→ WHAT TO PRODUCE:
Which lines in the data contain the word "Attribute"? Please copy each of them.

======

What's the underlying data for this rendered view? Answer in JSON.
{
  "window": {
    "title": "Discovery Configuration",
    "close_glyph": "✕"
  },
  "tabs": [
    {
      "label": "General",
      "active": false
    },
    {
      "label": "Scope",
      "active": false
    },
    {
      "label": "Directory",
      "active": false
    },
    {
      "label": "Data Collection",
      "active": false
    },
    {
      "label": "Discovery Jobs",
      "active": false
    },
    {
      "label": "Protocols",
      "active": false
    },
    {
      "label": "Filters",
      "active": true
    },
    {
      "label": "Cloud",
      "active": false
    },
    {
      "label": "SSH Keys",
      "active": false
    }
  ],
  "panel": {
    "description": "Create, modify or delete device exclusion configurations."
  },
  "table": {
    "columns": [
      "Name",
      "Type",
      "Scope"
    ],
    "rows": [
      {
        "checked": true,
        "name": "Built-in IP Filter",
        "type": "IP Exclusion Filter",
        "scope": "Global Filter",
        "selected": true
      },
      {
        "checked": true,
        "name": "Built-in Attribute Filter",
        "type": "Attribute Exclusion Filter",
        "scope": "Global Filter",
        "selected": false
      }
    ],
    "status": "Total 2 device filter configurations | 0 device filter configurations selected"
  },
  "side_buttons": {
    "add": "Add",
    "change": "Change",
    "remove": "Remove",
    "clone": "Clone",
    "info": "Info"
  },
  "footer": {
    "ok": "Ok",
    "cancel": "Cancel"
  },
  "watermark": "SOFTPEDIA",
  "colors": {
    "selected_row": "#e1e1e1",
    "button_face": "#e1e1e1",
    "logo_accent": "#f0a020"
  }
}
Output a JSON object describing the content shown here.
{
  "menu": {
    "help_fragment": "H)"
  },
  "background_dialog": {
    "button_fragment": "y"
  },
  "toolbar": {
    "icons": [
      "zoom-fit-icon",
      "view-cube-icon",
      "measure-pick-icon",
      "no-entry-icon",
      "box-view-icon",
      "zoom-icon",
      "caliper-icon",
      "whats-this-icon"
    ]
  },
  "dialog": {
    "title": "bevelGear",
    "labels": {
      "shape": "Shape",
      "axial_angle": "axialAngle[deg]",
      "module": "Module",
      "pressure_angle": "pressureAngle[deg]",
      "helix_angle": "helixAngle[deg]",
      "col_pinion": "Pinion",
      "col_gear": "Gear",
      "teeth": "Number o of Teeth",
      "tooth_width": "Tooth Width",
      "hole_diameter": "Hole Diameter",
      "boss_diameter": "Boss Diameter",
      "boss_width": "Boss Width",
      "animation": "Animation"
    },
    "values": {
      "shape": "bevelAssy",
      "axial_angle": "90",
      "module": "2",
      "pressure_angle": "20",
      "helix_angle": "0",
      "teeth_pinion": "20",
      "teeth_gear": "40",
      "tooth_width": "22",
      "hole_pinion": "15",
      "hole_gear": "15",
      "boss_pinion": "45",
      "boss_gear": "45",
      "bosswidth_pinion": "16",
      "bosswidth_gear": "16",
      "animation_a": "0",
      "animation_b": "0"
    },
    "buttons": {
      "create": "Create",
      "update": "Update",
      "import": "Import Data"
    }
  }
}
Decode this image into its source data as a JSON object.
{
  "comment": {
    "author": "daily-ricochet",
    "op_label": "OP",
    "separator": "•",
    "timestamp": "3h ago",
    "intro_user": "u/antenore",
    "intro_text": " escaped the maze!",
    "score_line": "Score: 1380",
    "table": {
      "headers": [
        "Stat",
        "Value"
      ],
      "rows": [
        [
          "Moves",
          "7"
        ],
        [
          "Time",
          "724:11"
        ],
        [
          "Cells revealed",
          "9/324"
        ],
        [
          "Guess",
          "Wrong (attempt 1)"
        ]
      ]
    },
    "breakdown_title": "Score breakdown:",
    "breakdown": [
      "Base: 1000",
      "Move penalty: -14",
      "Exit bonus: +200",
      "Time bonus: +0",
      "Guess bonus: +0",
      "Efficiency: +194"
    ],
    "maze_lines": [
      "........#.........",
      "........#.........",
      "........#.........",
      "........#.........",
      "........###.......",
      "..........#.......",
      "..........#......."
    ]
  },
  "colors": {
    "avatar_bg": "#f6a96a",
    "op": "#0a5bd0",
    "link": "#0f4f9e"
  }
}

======

→ RESPONSE BELOW:
        "name": "Built-in Attribute Filter",
        "type": "Attribute Exclusion Filter",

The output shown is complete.